General Motors gears up for Saab sale

Struggling US auto giant General Motors is to seek a buyer for Swedish subsidiary Saab, according to trade media reports in Detroit.

General Motors gears up for Saab sale

GM said on Tuesday it will “review” the future of its Saab and Saturn brands, as it struggles to survive and restructures its business to focus on core brands.

The automaker said it will focus its product development and marketing efforts in the United States on four core brands –Chevrolet, Cadillac, Buick and GMC.

GM said it will “immediately undertake a global strategic review of the Saab brand,” in a statement outlining a restructuring plan it presented to Congress in hopes of securing some 18 billion dollars in government-backed loans.

“As part of the plan, the company also will accelerate discussions with the Saturn retailers, consistent with their unique relationship, to explore alternatives for the Saturn brand,” GM said.

Pontiac will become a “specialty brand with reduced product offerings,” GM said, adding it has already begun exploring the sale of its hulking Hummer brand.
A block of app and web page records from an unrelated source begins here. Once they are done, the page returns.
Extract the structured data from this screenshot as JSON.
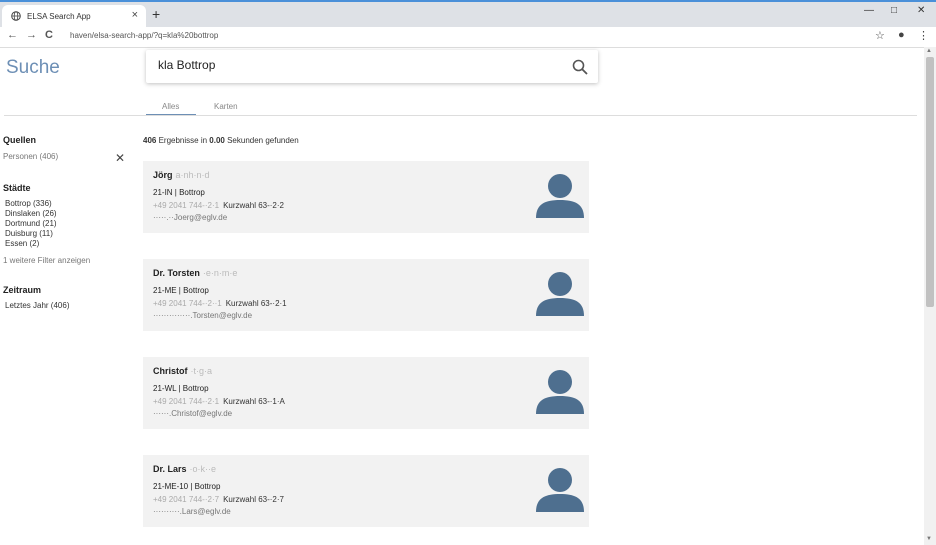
{
  "browser": {
    "tab_title": "ELSA Search App",
    "tab_close": "×",
    "new_tab": "+",
    "url": "haven/elsa-search-app/?q=kla%20bottrop",
    "win_min": "—",
    "win_max": "□",
    "win_close": "✕",
    "back": "←",
    "forward": "→",
    "reload": "C",
    "star": "☆",
    "profile": "●",
    "menu": "⋮"
  },
  "app": {
    "title": "Suche",
    "search_value": "kla Bottrop",
    "tabs": [
      "Alles",
      "Karten"
    ]
  },
  "sidebar": {
    "quellen_heading": "Quellen",
    "quellen_item": "Personen (406)",
    "staedte_heading": "Städte",
    "staedte_items": [
      "Bottrop (336)",
      "Dinslaken (26)",
      "Dortmund (21)",
      "Duisburg (11)",
      "Essen (2)"
    ],
    "more_filters": "1 weitere Filter anzeigen",
    "zeitraum_heading": "Zeitraum",
    "zeitraum_item": "Letztes Jahr (406)"
  },
  "results": {
    "count": "406",
    "count_mid": " Ergebnisse in ",
    "time": "0.00",
    "count_suffix": " Sekunden gefunden",
    "cards": [
      {
        "name": "Jörg",
        "name_blur": "a·nh·n·d",
        "dept": "21-IN | Bottrop",
        "phone": "+49 2041 744-·2·1",
        "kurzwahl": "Kurzwahl 63-·2·2",
        "mail": "·····.··Joerg@eglv.de"
      },
      {
        "name": "Dr. Torsten",
        "name_blur": "·e·n·m·e",
        "dept": "21-ME | Bottrop",
        "phone": "+49 2041 744-·2··1",
        "kurzwahl": "Kurzwahl 63-·2·1",
        "mail": "··············.Torsten@eglv.de"
      },
      {
        "name": "Christof",
        "name_blur": "·t·g·a",
        "dept": "21-WL | Bottrop",
        "phone": "+49 2041 744-·2·1",
        "kurzwahl": "Kurzwahl 63-·1·A",
        "mail": "······.Christof@eglv.de"
      },
      {
        "name": "Dr. Lars",
        "name_blur": "·o·k··e",
        "dept": "21-ME-10 | Bottrop",
        "phone": "+49 2041 744-·2·7",
        "kurzwahl": "Kurzwahl 63-·2·7",
        "mail": "··········.Lars@eglv.de"
      }
    ]
  }
}
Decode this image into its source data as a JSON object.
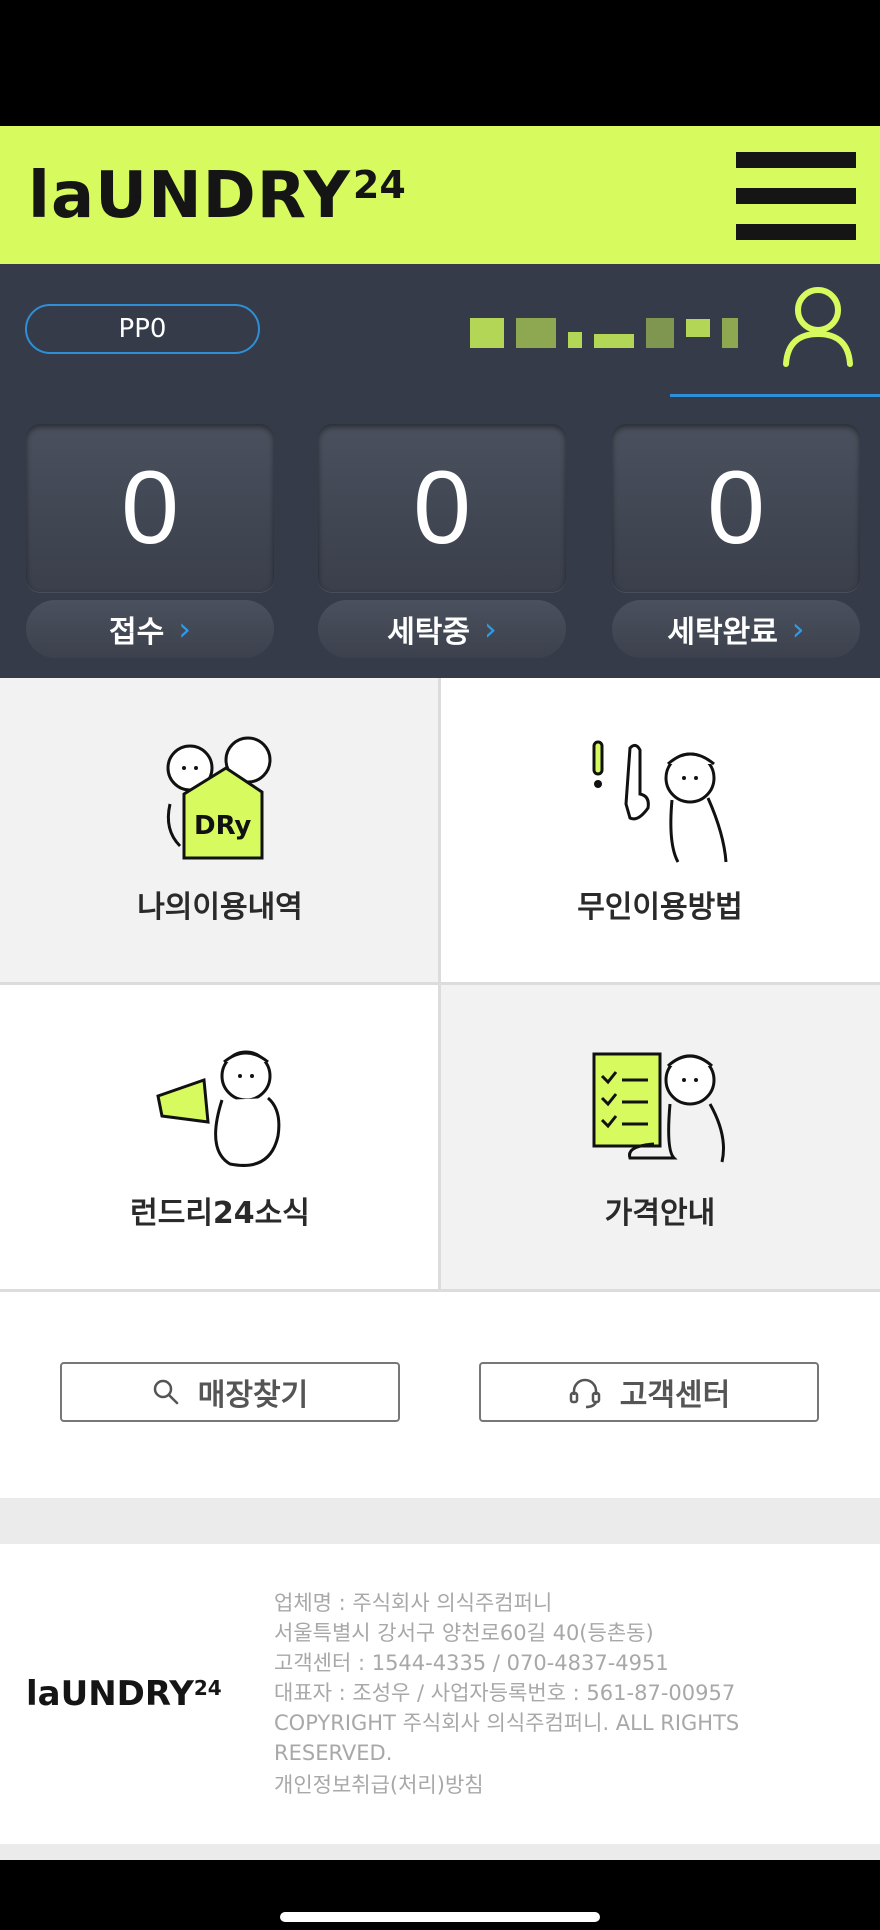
{
  "header": {
    "logo_text": "laUNDRY",
    "logo_sup": "24"
  },
  "dashboard": {
    "member_code": "PP0",
    "counters": [
      {
        "value": "0",
        "label": "접수"
      },
      {
        "value": "0",
        "label": "세탁중"
      },
      {
        "value": "0",
        "label": "세탁완료"
      }
    ],
    "chevron": "›"
  },
  "menu_grid": [
    {
      "label": "나의이용내역",
      "icon": "dry-bag-illustration-icon"
    },
    {
      "label": "무인이용방법",
      "icon": "pointing-finger-illustration-icon"
    },
    {
      "label": "런드리24소식",
      "icon": "megaphone-illustration-icon"
    },
    {
      "label": "가격안내",
      "icon": "price-checklist-illustration-icon"
    }
  ],
  "actions": {
    "store_finder": "매장찾기",
    "customer_center": "고객센터"
  },
  "footer": {
    "logo_text": "laUNDRY",
    "logo_sup": "24",
    "company": "업체명 : 주식회사 의식주컴퍼니",
    "address": "서울특별시 강서구 양천로60길 40(등촌동)",
    "phone": "고객센터 : 1544-4335 / 070-4837-4951",
    "ceo": "대표자 : 조성우 / 사업자등록번호 : 561-87-00957",
    "copyright": "COPYRIGHT 주식회사 의식주컴퍼니. ALL RIGHTS RESERVED.",
    "privacy": "개인정보취급(처리)방침"
  },
  "colors": {
    "brand_lime": "#d7fb5f",
    "dashboard_bg": "#353b48",
    "accent_blue": "#2e8fd8"
  }
}
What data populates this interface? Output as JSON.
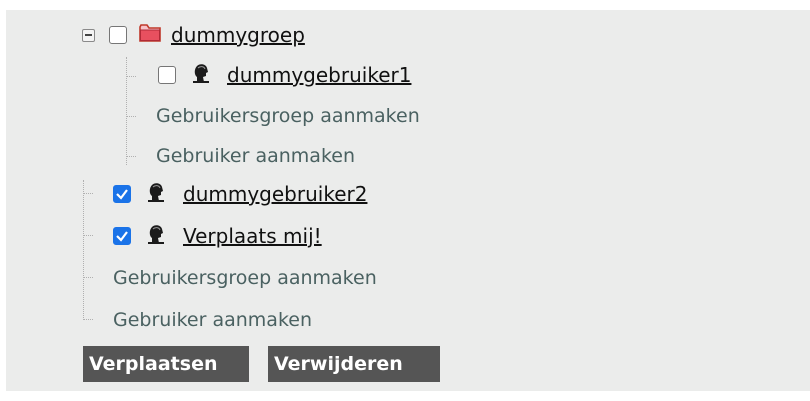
{
  "tree": {
    "group": {
      "label": "dummygroep",
      "checked": false,
      "expanded": true
    },
    "group_children": [
      {
        "label": "dummygebruiker1",
        "checked": false
      }
    ],
    "group_actions": {
      "create_group": "Gebruikersgroep aanmaken",
      "create_user": "Gebruiker aanmaken"
    },
    "users": [
      {
        "label": "dummygebruiker2",
        "checked": true
      },
      {
        "label": "Verplaats mij!",
        "checked": true
      }
    ],
    "root_actions": {
      "create_group": "Gebruikersgroep aanmaken",
      "create_user": "Gebruiker aanmaken"
    }
  },
  "buttons": {
    "move": "Verplaatsen",
    "delete": "Verwijderen"
  },
  "icons": {
    "toggle": "collapse-toggle-icon",
    "folder": "folder-icon",
    "user": "user-bust-icon"
  },
  "colors": {
    "panel_bg": "#ebeceb",
    "checkbox_checked": "#1a73e8",
    "action_text": "#4a6161",
    "button_bg": "#555555",
    "folder": "#d04a5a"
  }
}
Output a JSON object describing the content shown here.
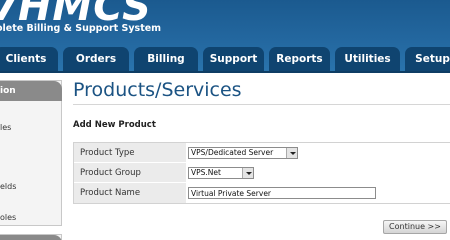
{
  "brand": {
    "logo": "VHMCS",
    "tagline": "olete Billing & Support System"
  },
  "nav": {
    "tabs": [
      "Clients",
      "Orders",
      "Billing",
      "Support",
      "Reports",
      "Utilities",
      "Setup"
    ]
  },
  "sidebar": {
    "header": "ion",
    "items": [
      "les",
      "elds",
      "oles"
    ]
  },
  "main": {
    "title": "Products/Services",
    "section_title": "Add New Product",
    "form": {
      "product_type": {
        "label": "Product Type",
        "value": "VPS/Dedicated Server"
      },
      "product_group": {
        "label": "Product Group",
        "value": "VPS.Net"
      },
      "product_name": {
        "label": "Product Name",
        "value": "Virtual Private Server"
      }
    },
    "continue_label": "Continue >>"
  },
  "colors": {
    "header": "#23679f",
    "tab": "#0f4470",
    "title": "#1b5383"
  }
}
GM said it will cut the number of vehicle types it offers in the United States to 40 in 2012 from 51 in 2000.

It will also slash its dealer network to 4,700 in 2012 from 8,138 in 2000.

GM currently sells 48 different vehicles at 6,450 dealers in the United States.


Former Swedish Saab bosses appear in court

Swedish car maker Saab's former CEO Jan Åke Jonsson and the firm's former head lawyer Kristina Geers have appeared in court in Vänersborg in west Sweden, accused of falsifying financial documents shortly before the company went bankrupt in 2011.

Former Swedish Saab bosses appear in court
Saab's former CEO Jan Åke Jonsson. Photo: Karin Olander/TT
The pair are accused of falsifying the paperwork at the height of the Swedish company's financial difficulties at the start of the decade.
A third person – who has not been named in the Swedish media – is accused of assisting them by issuing false invoices adding up to a total of 30 million kronor ($3.55m).
According to court documents, the charges relate to the firm's business in Ukraine and the paperwork in question was signed just before former CEO Jan Åke Jonsson resigned.
Both Jonsson and Saab's former head lawyer Kristina Geers have admitted signing the papers but denied knowledge of the Ukranian firm implicated in the case.
All three suspects deny all the charges against them.

Saab's former head lawyer Kristina Geers. Photo:  Björn Larsson Rosvall/TT
Saab filed for bankruptcy at the end of 2011, after teetering on the edge of collapse for nearly two years.
Chief prosecutor Olof Sahlgren told the court in Vänersborg on Wednesday that the alleged crimes took place in March 2011, when Saab was briefly owned by the Dutch company Spyker Cars.
It was eventually bought by National Electric Vehicle Sweden (Nevs), a Chinese-owned company after hundreds of staff lost their jobs.
The car maker, which is based in west Sweden, has struggled to resolve serious financial difficulties by attracting new investors since the takeover.
In October 2014 it announced it had axed 155 workers, close to a third of its workforce.
Since 2000, Saab automobile has had no connection with the defence and aeronautics firm with the same name. It only produces one model today, the electric 9-3 Aero Sedan, mainly targeting the Chinese market.